A Taste of Monasticism

As we’ve mentioned on this blog before, we at CGT are into spirituality and meditation, and recently I had the opportunity to spend a few days living among monastics at a small monastery in the south of England. I’m keen to share my experiences and insights.

I’m aware that spending two days as a tourist monk doesn’t qualify me to critique their life or the effectiveness of their spiritual system, but I was left with some initial impressions. So for what it’s worth, here they are.

For one thing, I realised that being a lay person is very challenging. By this I mean that living an ordinary life in society is difficult: we have many obligations and commitments, we live among all kinds of people, and constantly our attention is being pulled here, there and everywhere. It’s a recipe for emotional difficulties and health problems, which unsurprisingly abound.

As such, I gained a huge respect for lay people, especially those who maintain a regular spiritual practice. It’s not easy to wake up spiritually in the hustle-bustle, nitty-gritty world. This respect extends to myself as a committed yogi.

Yet at the same time, paradoxically, this difficulty gives lay people an advantage. We have constant opportunities for bringing our spiritual learning and transformation into the real world. The difficulty is itself a form of practice, and monastics don’t have that opportunity. They simply don’t meet with the same challenges that we do.

Being a monastic can sure help you become a proficient meditator and reach profound meditative states, but what use is a deep meditative state if you can’t bring it into ordinary life? Besides, nowadays there are apps with guided audios, online meditation classes, local teachers from all sorts of traditions, and more. Lay people, if dedicated enough, can exploit humanity’s greatest spiritual teachings while leading an ordinary life. The gap between lay life and monastic life isn’t so great in that respect.

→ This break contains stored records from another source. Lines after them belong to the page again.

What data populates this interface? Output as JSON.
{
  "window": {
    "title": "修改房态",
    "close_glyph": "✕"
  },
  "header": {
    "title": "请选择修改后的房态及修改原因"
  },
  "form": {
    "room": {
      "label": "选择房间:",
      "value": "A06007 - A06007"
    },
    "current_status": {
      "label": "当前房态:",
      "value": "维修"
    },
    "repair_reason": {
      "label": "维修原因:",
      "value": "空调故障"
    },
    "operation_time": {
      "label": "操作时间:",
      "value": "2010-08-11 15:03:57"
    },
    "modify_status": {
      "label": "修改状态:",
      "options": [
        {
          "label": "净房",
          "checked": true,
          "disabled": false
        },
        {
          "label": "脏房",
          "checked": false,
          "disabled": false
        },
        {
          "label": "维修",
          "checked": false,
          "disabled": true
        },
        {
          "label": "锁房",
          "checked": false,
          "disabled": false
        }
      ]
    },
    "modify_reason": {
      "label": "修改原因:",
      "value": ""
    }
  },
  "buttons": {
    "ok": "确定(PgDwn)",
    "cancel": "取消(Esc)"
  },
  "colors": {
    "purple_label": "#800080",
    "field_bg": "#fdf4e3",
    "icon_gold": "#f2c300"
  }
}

I also realised that life as a monk isn’t what I thought it was. I found many of them to be, frankly, lifeless and antisocial. They had no fun! This is natural, since in the monastery where I stayed, the monks adhere to strict rules that severely restrict sexual activity, entertainment, stimulants, and freedom. On one hand I understand the reasons for this, but on the other I found the rules to be repressive and old-fashioned, even chauvinistic.

If spiritual awakening entails rigidity, self-repression and no fun, I don’t want it. I want to enjoy life and everything it offers, not live in a bubble. As such, I’m an advocate of the Tantric approach: embracing life to the full as you awaken your consciousness. And living in the ordinary world means you can easily take that approach.

I brought these impressions home and felt re-energised and reinspired to work on my worldly projects and drink in the enormity of life, all the while maintaining my spiritual practice and a firm dedication to the path.